I first confronted the problem in the early '80s as a rookie recruiter. Since my previous experience was in engineering, manufacturing and cost controls, I decided to do something about the "too many people needed to be seen before hiring someone problem." It started by putting together a prioritized list of the reasons why hiring managers needed to see too many hiring mistakes.

To start I found 15 hiring managers who were willing to try out different ideas to eliminate the problem. It took a while but we succeeded. We not only figured out techniques to keep the maximum number of candidates seen to about 3-4, but in the process something else remarkable happened - hiring mistakes dropped to nearly zero, interviewing accuracy increased dramatically and quality of hire soared.

In essence the problem had to do with the proverbial, "If you don't know what you're looking for, you'll never know when you have found it."

But before getting to the end of the story, here's the beginning:

Most hiring managers wouldn't see and couldn't hire the best people since they over spec'd the job and assessed the wrong skill set.
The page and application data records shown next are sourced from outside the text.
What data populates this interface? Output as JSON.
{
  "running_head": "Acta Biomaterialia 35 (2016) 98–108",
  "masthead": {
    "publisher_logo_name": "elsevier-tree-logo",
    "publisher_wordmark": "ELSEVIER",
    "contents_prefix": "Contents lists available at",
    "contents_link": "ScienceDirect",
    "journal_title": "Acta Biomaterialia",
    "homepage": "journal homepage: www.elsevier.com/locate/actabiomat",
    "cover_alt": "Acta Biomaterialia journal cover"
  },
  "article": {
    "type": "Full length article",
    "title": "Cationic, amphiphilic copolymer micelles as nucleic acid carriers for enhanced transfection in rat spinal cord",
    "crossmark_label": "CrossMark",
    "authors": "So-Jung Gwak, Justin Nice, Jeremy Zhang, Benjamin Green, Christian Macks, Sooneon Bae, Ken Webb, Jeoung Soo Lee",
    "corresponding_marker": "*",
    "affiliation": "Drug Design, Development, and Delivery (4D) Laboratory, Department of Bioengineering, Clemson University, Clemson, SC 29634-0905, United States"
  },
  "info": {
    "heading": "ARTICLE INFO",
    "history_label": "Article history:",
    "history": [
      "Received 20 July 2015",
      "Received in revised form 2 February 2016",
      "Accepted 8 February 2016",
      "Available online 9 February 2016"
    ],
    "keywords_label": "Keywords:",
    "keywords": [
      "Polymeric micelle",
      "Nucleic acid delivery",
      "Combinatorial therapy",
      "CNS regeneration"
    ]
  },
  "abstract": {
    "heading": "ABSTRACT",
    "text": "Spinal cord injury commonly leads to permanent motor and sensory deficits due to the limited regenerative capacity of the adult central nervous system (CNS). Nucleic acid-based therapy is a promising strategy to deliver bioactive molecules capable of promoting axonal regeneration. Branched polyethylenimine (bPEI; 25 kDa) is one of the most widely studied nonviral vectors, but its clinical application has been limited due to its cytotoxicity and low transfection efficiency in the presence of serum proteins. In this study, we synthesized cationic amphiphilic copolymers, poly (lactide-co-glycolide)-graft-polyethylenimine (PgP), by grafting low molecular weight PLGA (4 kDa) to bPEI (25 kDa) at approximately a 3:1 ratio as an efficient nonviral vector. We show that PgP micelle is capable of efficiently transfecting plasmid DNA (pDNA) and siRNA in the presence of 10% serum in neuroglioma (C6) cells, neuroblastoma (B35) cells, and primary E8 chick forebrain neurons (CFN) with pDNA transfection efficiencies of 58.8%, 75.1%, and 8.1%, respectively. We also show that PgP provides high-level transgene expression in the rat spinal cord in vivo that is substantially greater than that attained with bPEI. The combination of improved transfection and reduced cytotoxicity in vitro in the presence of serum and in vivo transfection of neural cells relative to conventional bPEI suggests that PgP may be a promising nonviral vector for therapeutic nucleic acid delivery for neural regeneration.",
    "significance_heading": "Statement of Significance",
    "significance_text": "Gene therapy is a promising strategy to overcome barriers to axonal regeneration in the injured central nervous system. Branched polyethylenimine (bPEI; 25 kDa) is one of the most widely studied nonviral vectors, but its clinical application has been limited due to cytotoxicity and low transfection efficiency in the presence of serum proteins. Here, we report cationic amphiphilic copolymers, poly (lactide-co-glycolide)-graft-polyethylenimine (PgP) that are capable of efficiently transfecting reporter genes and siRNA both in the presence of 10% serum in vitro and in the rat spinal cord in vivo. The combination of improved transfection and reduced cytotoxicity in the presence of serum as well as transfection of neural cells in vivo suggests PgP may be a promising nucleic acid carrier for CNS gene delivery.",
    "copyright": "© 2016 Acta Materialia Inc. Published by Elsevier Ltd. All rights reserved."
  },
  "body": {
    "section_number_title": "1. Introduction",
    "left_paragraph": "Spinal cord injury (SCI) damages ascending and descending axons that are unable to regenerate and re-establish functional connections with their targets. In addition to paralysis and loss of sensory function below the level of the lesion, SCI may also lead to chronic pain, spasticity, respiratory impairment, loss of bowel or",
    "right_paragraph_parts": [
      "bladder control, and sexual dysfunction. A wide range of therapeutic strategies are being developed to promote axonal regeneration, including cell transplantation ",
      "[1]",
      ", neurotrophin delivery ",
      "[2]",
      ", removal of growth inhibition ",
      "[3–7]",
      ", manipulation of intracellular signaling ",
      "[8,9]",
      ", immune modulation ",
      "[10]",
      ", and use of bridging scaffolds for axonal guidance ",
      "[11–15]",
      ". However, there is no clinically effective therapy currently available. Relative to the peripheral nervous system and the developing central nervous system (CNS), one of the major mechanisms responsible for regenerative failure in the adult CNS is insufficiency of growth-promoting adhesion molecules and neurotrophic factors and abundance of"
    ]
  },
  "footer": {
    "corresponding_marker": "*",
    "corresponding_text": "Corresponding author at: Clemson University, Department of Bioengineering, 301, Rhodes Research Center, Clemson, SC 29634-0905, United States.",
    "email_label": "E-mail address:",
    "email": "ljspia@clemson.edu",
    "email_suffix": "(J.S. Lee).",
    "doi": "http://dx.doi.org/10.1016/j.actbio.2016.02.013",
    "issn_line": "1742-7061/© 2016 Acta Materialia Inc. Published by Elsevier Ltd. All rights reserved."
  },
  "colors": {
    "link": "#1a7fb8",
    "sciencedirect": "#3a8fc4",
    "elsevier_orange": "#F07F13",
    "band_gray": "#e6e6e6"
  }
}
Long before I became a recruiter I learned that the best people were promoted based on their ability to successfully tackle tough problems irrespective of their years of experience. Based on this concept I started asking hiring managers what people in the open job needed to do or accomplish in order to be considered successful. As part of this I asked them if they would meet candidates who had a track record of comparable accomplishments even if they had a different mix of skills and experiences than initially listed. Very few disagreed.


The assessment was non-traditional, too. I asked the hiring manager to dig into the person's comparable accomplishments to determine competency, fit and motivation. When these performance qualified people were hired, quality of hire and job satisfaction increased, interviews per hire declined and interviewing accuracy improved. As important, diversity hiring increased since the artificial skills and experience barriers-to-entry were removed.

The best people always wanted more money than the budget.

Finding A-level talent with all of the requisite skills and experience was an impossibility within the salary constraints typically offered. After a few years of trying to negotiate compensation, I changed focus and proactively sourced people who would see the job as a career move rather than a lateral transfer. For example, we targeted people who would see the title as better or that a shift to the company would accelerate their growth or the actual work content was more satisfying. By defining the work as a series of performance objectives it was much easier for these A-level candidates to evaluate the job based more on what they would be doing, learning and becoming rather than the increase in compensation they'd be getting.

Switching to a long-term career focus became a classic win-win-win for the hiring manager, the candidate and the recruiter. I refer to this as the 30% solution - giving new hires a combined 30% increase consisting of job stretch, more impact, faster growth and more satisfaction.

The best candidates weren't overtly or actively looking for another job.

After a few years recruiting staff-level professionals and managers, I discovered that the ideal candidate was someone who was very talented and had just started looking for another job. I refer to these people as tiptoers. By building a deep network of people in my search area specialty I soon got regular referrals of talented people at the moment they started looking.

However, there were never enough of these tiptoers to go around. So as part of completing a search project I would contact people in my network and ask them to tell me about the best people they knew who were not looking. I then contacted and recruited these candidates by suggesting we just talk to see if one of the open positions I was handling offered a 30% non-monetary increase. If the spot wasn't perfect for them I'd then get referrals of the best people they knew who also weren't looking.

Use a Less is More Approach to improve Quality of Hire

Sourcing is the diet pill of hiring. It might feel good for awhile, but the long term results are rarely satisfying. Hiring better people takes hard work. I make the contention that less sourcing and more recruiting is the work needed - better jobs, more engaged hiring managers and stronger recruiters. The idea is to spend more time with fewer higher quality candidates. Above all, remember that, "If you don't know what you're looking for, you'll never know when you have found it."